Three or four times a year, the Catalan government conducts a wide-ranging survey of political opinion based on a sample of 2,500 people. The most recent was published yesterday:
The most interesting question is how people would vote in a referendum on Catalan independence. These are the new figures, together with those for the end of June this year:
If a referendum on the independence of Catalunya were to be held tomorrow, what would you do?
Vote for independence ... 57.0% ... (was 51.1%)
Vote against independence ... 20.5% ... (was 21.1%)
Abstain ... 14.3% ... (was 21.1%)
Other responses ... 0.6% ... (was 1.0%)
Don't know ... 6.2% ... (was 4.7%)
Won't say ... 1.5% ... (was 1.1%)
If we factor out those who say they will not vote, the Yes percentage increases to 66.5% and the No percentage to 23.9%. This would be the closest equivalent to a UK poll, where people are first asked how likely they are to vote, and the figures then weighted accordingly.
And if we exclude them and the three other categories, the straight Yes/No split becomes 73.5% in favour of independence to 26.5% against.
By any standard, this is an overwhelming majority.

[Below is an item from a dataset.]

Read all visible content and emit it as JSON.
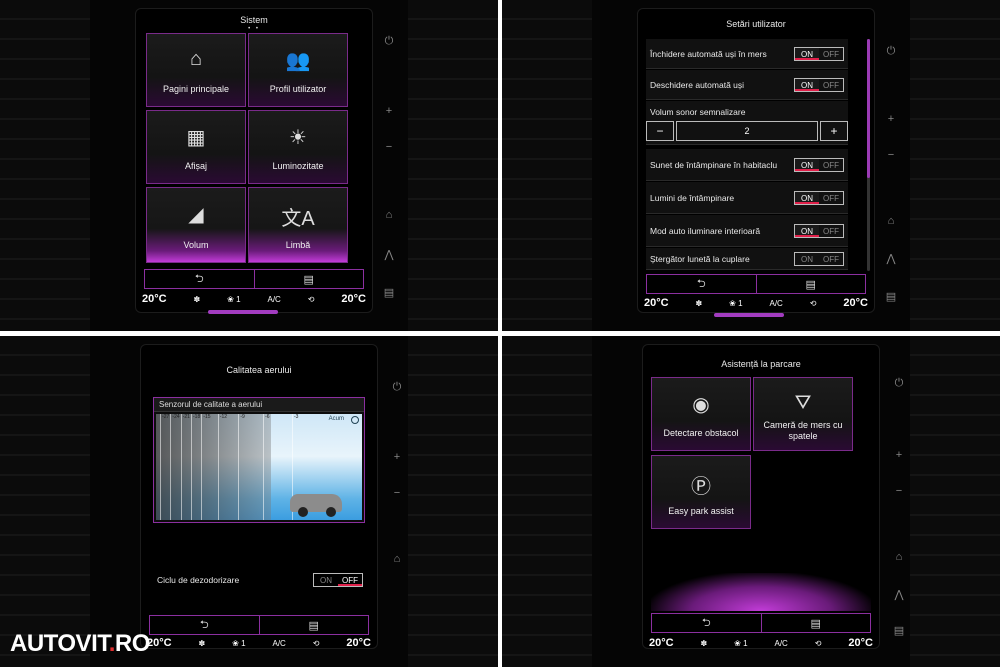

Catalan independence is looking like a cast-iron certainty.